:: Prompt ::
Sort through the listing below and keep each line with the word "user". Copy those.

:: Dataset records ::
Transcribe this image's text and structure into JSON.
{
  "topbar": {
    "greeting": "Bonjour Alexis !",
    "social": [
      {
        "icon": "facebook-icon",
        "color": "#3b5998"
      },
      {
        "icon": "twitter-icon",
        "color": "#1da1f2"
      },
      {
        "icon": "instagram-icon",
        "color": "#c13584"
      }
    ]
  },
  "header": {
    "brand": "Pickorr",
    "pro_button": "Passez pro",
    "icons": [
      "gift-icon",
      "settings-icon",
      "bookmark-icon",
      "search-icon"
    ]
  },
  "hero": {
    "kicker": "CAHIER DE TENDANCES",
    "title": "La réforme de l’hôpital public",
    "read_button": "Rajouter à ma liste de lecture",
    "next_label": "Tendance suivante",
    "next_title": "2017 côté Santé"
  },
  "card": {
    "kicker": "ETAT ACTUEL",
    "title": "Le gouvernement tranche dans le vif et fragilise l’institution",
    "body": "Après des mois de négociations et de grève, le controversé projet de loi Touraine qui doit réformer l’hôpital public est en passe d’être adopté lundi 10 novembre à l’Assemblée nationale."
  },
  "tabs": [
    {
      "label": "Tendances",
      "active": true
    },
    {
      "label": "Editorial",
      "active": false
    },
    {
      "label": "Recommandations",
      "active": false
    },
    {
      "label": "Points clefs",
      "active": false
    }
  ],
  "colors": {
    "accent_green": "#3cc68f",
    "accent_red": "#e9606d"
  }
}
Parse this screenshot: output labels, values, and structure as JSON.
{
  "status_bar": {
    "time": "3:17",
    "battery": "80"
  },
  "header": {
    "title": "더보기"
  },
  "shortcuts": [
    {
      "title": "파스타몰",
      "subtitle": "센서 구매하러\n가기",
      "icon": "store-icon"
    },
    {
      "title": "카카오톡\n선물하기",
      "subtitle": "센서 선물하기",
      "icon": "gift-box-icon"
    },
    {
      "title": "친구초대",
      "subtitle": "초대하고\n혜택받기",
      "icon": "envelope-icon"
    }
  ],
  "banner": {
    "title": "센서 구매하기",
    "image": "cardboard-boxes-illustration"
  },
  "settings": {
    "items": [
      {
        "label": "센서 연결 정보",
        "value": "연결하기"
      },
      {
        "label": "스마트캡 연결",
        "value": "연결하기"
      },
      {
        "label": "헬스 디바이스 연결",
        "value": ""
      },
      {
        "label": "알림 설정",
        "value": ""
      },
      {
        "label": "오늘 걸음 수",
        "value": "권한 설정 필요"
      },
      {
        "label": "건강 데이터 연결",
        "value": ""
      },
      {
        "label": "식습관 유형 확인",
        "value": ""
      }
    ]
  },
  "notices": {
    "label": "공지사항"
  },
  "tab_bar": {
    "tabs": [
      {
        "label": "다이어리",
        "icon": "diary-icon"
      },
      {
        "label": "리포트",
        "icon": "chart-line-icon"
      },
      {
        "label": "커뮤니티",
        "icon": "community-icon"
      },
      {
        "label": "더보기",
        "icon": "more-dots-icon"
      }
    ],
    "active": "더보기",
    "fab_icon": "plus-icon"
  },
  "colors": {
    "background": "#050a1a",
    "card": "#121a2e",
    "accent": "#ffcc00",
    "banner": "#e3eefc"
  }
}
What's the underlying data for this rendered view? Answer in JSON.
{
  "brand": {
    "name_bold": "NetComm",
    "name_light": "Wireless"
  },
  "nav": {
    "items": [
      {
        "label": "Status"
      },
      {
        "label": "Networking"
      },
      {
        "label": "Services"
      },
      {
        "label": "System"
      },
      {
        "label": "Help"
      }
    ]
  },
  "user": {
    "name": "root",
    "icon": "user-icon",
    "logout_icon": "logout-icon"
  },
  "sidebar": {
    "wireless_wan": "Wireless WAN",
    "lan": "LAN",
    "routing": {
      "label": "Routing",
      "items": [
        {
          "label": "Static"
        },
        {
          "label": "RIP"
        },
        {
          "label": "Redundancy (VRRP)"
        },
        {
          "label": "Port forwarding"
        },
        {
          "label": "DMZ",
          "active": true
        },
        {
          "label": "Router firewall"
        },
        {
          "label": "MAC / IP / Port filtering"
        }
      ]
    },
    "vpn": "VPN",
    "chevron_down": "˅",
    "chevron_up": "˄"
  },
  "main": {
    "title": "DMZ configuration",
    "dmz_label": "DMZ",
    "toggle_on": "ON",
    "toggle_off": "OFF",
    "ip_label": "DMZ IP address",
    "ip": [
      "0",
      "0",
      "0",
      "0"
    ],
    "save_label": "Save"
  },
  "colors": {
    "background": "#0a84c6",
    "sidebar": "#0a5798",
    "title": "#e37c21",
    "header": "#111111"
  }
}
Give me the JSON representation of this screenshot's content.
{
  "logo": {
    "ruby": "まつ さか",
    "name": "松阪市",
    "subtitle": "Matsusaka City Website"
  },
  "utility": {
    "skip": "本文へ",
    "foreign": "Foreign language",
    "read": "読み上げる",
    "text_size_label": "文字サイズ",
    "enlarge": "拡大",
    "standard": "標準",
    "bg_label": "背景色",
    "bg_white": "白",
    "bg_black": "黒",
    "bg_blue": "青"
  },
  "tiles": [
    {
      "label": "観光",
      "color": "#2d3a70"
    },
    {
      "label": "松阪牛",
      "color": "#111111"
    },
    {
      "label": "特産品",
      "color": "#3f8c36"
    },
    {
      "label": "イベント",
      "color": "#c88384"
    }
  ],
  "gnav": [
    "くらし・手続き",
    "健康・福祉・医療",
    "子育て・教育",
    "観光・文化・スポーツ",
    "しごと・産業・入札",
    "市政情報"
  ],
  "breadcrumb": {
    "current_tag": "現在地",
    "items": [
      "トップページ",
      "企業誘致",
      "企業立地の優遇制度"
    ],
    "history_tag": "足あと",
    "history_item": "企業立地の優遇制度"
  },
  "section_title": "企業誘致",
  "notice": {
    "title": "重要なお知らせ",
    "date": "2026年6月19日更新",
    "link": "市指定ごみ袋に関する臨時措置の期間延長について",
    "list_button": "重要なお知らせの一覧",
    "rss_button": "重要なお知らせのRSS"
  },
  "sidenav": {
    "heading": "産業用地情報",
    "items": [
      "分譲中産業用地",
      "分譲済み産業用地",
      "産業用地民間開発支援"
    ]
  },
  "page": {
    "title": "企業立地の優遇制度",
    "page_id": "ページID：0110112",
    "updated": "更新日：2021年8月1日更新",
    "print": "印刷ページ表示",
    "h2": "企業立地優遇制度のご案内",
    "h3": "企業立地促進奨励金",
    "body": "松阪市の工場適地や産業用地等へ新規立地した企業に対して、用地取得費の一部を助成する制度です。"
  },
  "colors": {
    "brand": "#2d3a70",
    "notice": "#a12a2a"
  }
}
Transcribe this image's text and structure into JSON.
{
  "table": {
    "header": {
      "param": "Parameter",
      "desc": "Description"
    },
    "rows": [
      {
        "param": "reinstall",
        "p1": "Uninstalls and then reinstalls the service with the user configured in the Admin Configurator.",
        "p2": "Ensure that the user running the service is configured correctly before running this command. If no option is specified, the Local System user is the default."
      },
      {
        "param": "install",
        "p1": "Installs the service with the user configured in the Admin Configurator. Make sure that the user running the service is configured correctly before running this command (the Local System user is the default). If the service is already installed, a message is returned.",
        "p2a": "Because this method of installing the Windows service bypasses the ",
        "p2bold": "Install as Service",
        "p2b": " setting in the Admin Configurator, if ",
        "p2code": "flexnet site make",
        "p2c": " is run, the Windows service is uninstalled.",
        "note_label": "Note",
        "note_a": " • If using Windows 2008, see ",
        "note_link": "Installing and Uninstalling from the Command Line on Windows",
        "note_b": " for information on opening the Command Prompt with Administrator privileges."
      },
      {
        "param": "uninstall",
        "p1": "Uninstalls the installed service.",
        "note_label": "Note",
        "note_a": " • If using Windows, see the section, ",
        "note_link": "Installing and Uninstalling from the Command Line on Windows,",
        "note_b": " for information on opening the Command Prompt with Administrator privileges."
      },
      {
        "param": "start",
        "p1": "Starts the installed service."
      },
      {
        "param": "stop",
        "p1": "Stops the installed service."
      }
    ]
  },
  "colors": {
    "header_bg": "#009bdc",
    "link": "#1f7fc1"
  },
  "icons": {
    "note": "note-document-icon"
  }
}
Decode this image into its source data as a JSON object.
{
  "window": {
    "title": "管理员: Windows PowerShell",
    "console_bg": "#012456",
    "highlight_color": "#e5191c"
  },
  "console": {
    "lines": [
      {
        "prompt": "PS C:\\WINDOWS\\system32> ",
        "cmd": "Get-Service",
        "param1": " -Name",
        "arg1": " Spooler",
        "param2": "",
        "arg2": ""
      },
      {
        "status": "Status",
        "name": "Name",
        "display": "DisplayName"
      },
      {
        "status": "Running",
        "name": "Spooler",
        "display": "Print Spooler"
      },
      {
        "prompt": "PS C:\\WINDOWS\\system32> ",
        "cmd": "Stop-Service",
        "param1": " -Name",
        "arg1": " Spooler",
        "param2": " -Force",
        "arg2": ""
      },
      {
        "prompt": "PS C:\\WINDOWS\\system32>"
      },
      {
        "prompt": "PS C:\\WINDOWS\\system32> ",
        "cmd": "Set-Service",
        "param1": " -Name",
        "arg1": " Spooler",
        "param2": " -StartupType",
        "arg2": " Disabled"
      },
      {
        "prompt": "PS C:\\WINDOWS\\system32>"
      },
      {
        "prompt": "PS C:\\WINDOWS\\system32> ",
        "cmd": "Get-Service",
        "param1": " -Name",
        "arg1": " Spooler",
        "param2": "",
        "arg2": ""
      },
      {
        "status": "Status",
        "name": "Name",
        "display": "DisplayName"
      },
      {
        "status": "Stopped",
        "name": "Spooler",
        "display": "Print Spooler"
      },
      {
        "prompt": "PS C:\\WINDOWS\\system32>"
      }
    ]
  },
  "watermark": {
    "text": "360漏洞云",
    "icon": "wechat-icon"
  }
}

:: Answer section ::
  "user": {
    "icon": "user-icon",
        "p1": "Uninstalls and then reinstalls the service with the user configured in the Admin Configurator.",
        "p2": "Ensure that the user running the service is configured correctly before running this command. If no option is specified, the Local System user is the default."
        "p1": "Installs the service with the user configured in the Admin Configurator. Make sure that the user running the service is configured correctly before running this command (the Local System user is the default). If the service is already installed, a message is returned.",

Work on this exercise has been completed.